Legacy funds new research into the world’s biggest ‘silent killer’

The generosity of a late Aberdeenshire landowner is helping to fund cutting-edge research into a disease which affects at least one billion people worldwide*.

Mrs Nadia Moulton-Barrett+ who died in 2010 bequeathed a legacy to Tenovus Scotland Grampian, a charity which supports innovative medical research projects within the Universities and Teaching Hospitals in the north-east of Scotland.

Tenovus Scotland Grampian has used part of the legacy to establish a recurring research studentship known as the Tenovus Scotland Moulton-Barrett Scholarship, which is centred in the Kosterlitz Centre for the discovery and development of new drugs at the University of Aberdeen.

It has been awarded for the first time in 2012 to Karen Thompson, of Rosemount, Aberdeen - a First Class honours graduate in Neuroscience and Psychology.

The 22-year-old will use the funding to undertake a four-year PhD looking at new ways to target hypertension, or high blood pressure, a risk factor for strokes, heart attacks, aneurysms and chronic kidney disease

Globally, around 7 million people die every year because of high blood pressure, often called the ‘silent killer’, making it the biggest single risk factor for death worldwide**.

Karen’s work will investigate receptors in nerve endings which modulate messages to the brain about changes in blood pressure.

She said: “We know that blood vessels have nerve endings, known as baroreceptors, which are constantly monitoring changes in blood pressure and send messages about these changes to the brain.

“The activity of these receptors can be increased with electrical stimulators to help reduce blood pressure but this is expensive, involves surgery in high risk patients and can cause discomfort.

“For my PhD I will be part of a team who discovered a new drug target in these nerve endings, and so I will be testing the idea that a drug activating this receptor may be a better treatment.”

Karen said the Tenovus Scotland Moulton-Barrett Scholarship will facilitate her receiving enhanced mentoring from representatives of Tenovus Scotland Grampian, as well as through the Medical Research Council student support scheme.

The Scholarship has enabled her to continue with her studies in a city she has come to regard as home. “I’m originally from Edinburgh but I fell in love with Aberdeen while doing my undergraduate degree and I’m very grateful that the Scholarship is enabling me to investigate this important area of medical research here in the Granite City,” she added.

“The Kosterlitz Centre for Therapeutics is committed to helping translate biological innovation into new medicines, therapeutic strategies and health benefits and I’m lucky to be working in a centre of excellence with very committed supervisors.”

“It is exciting to think that the work I will be undertaking could potentially make a difference to so many people’s lives and that is great motivation to come into the labs each day.”
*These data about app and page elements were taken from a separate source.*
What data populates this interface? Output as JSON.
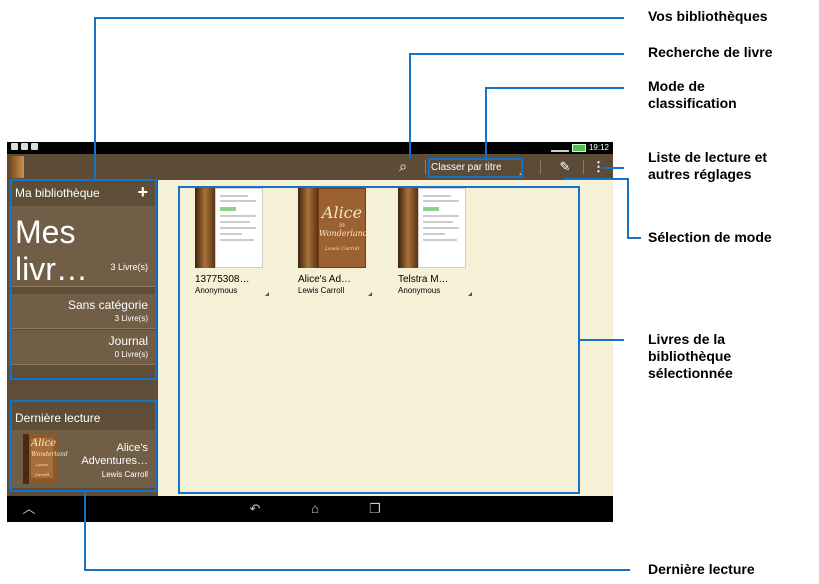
{
  "status_bar": {
    "time": "19:12"
  },
  "action_bar": {
    "sort_mode": "Classer par titre",
    "icons": [
      "search-icon",
      "pencil-icon",
      "overflow-menu-icon"
    ]
  },
  "sidebar": {
    "header": "Ma bibliothèque",
    "add_symbol": "+",
    "main_library": {
      "name": "Mes livr…",
      "count": "3 Livre(s)"
    },
    "categories": [
      {
        "name": "Sans catégorie",
        "count": "3 Livre(s)"
      },
      {
        "name": "Journal",
        "count": "0 Livre(s)"
      }
    ],
    "recent_title": "Dernière lecture",
    "recent_book": {
      "line1": "Alice's",
      "line2": "Adventures…",
      "author": "Lewis Carroll",
      "cover_title": "Alice",
      "cover_sub": "in",
      "cover_word": "Wonderland",
      "cover_author": "Lewis Carroll"
    }
  },
  "books": [
    {
      "title": "13775308…",
      "author": "Anonymous"
    },
    {
      "title": "Alice's Ad…",
      "author": "Lewis Carroll",
      "cover_title": "Alice",
      "cover_sub": "in",
      "cover_word": "Wonderland",
      "cover_author": "Lewis Carroll"
    },
    {
      "title": "Telstra M…",
      "author": "Anonymous"
    }
  ],
  "callouts": {
    "libraries": "Vos bibliothèques",
    "search": "Recherche de livre",
    "sort_1": "Mode de",
    "sort_2": "classification",
    "reading_1": "Liste de lecture et",
    "reading_2": "autres réglages",
    "mode": "Sélection de mode",
    "books_1": "Livres de la",
    "books_2": "bibliothèque",
    "books_3": "sélectionnée",
    "last": "Dernière lecture"
  },
  "colors": {
    "accent": "#1672c4",
    "action_bar": "#5b4b37",
    "shelf": "#f6f0d6"
  }
}
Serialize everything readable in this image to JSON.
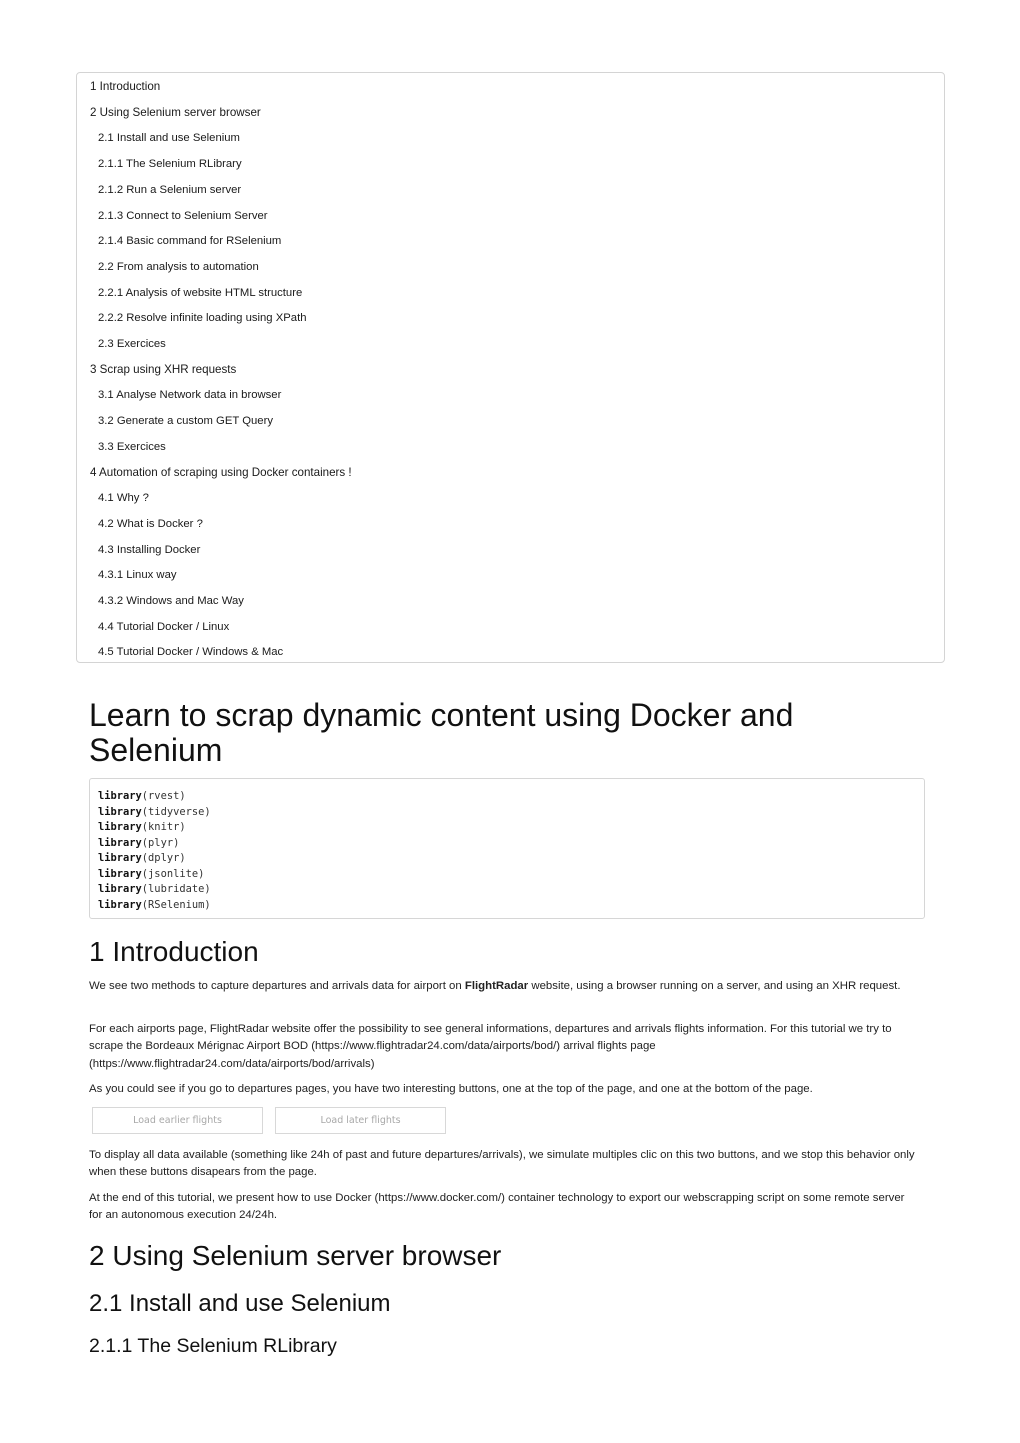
{
  "toc": {
    "items": [
      {
        "label": "1 Introduction",
        "level": 1
      },
      {
        "label": "2 Using Selenium server browser",
        "level": 1
      },
      {
        "label": "2.1 Install and use Selenium",
        "level": 2
      },
      {
        "label": "2.1.1 The Selenium RLibrary",
        "level": 2
      },
      {
        "label": "2.1.2 Run a Selenium server",
        "level": 2
      },
      {
        "label": "2.1.3 Connect to Selenium Server",
        "level": 2
      },
      {
        "label": "2.1.4 Basic command for RSelenium",
        "level": 2
      },
      {
        "label": "2.2 From analysis to automation",
        "level": 2
      },
      {
        "label": "2.2.1 Analysis of website HTML structure",
        "level": 2
      },
      {
        "label": "2.2.2 Resolve infinite loading using XPath",
        "level": 2
      },
      {
        "label": "2.3 Exercices",
        "level": 2
      },
      {
        "label": "3 Scrap using XHR requests",
        "level": 1
      },
      {
        "label": "3.1 Analyse Network data in browser",
        "level": 2
      },
      {
        "label": "3.2 Generate a custom GET Query",
        "level": 2
      },
      {
        "label": "3.3 Exercices",
        "level": 2
      },
      {
        "label": "4 Automation of scraping using Docker containers !",
        "level": 1
      },
      {
        "label": "4.1 Why ?",
        "level": 2
      },
      {
        "label": "4.2 What is Docker ?",
        "level": 2
      },
      {
        "label": "4.3 Installing Docker",
        "level": 2
      },
      {
        "label": "4.3.1 Linux way",
        "level": 2
      },
      {
        "label": "4.3.2 Windows and Mac Way",
        "level": 2
      },
      {
        "label": "4.4 Tutorial Docker / Linux",
        "level": 2
      },
      {
        "label": "4.5 Tutorial Docker / Windows & Mac",
        "level": 2
      }
    ]
  },
  "title": "Learn to scrap dynamic content using Docker and Selenium",
  "code": {
    "keyword": "library",
    "lines": [
      "(rvest)",
      "(tidyverse)",
      "(knitr)",
      "(plyr)",
      "(dplyr)",
      "(jsonlite)",
      "(lubridate)",
      "(RSelenium)"
    ]
  },
  "sections": {
    "intro_heading": "1 Introduction",
    "p1_before": "We see two methods to capture departures and arrivals data for airport on ",
    "p1_bold": "FlightRadar",
    "p1_after": " website, using a browser running on a server, and using an XHR request.",
    "p2": "For each airports page, FlightRadar website offer the possibility to see general informations, departures and arrivals flights information. For this tutorial we try to scrape the Bordeaux Mérignac Airport BOD (https://www.flightradar24.com/data/airports/bod/) arrival flights page (https://www.flightradar24.com/data/airports/bod/arrivals)",
    "p3": "As you could see if you go to departures pages, you have two interesting buttons, one at the top of the page, and one at the bottom of the page.",
    "button_earlier": "Load earlier flights",
    "button_later": "Load later flights",
    "p4": "To display all data available (something like 24h of past and future departures/arrivals), we simulate multiples clic on this two buttons, and we stop this behavior only when these buttons disapears from the page.",
    "p5": "At the end of this tutorial, we present how to use Docker (https://www.docker.com/) container technology to export our webscrapping script on some remote server for an autonomous execution 24/24h.",
    "using_heading": "2 Using Selenium server browser",
    "install_heading": "2.1 Install and use Selenium",
    "rlib_heading": "2.1.1 The Selenium RLibrary"
  }
}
Tenovus Scotland Grampian has been involved in fund raising in the Grampian area for the past 40 years. Over that time, more than £800,000 has been raised and spent locally in encouraging basic and applied research in innovative pilot projects by scientists and doctors tackling diseases prevalent in the NE. 

Research funded over the years has included work on colon cancer, multiple sclerosis, age related macular degeneration and osteoporosis.

Funding has also been provided for specialised pieces of equipment contributing to the greater good of the research efforts at the University of Aberdeen, including the Rowett Institute of Nutrition and Health, the Robert Gordon University, and NHS Grampian. 

Dr David Galloway, the Chair of Tenovus Scotland Grampian, said: “It is encouraging that for every £1.00 raised, 94p is directed to the research activity in the area.

“Over recent years, some 64% of research grants awarded have seen a multiplier factor which means that on average a grant of £10,000 has led to subsequent research with additional external funding approaching £140,000.

“This is a pattern which has been repeated over many years, and it is the generosity of people in the NE which has made possible projects such as the Scholarship that we are pleased to fund today.”  

Vicki Corbett, Fund Raising Manager, at the Development Trust, University of Aberdeen, said: “University of Aberdeen scholarships have a significant impact on the daily lives of students, benefitting their studies and their whole university experience in so many ways.  Our range of scholarships is designed to provide students with the opportunity to greatly enhance their studies and learning experiences.

“PhD research studentships such as the Tenovus Scotland Moulton- Barrett Scholarship are the lifeblood of innovation and exploration and provide individuals with the opportunity to undertake independent, original research. The PhD experience is very often the first stage of a successful and fulfilling career but also has the potential to benefit society as a whole by answering globally-important questions. This also helps the University to recruit the most promising students from around the world, enriching the intellectual and social community in Aberdeen.”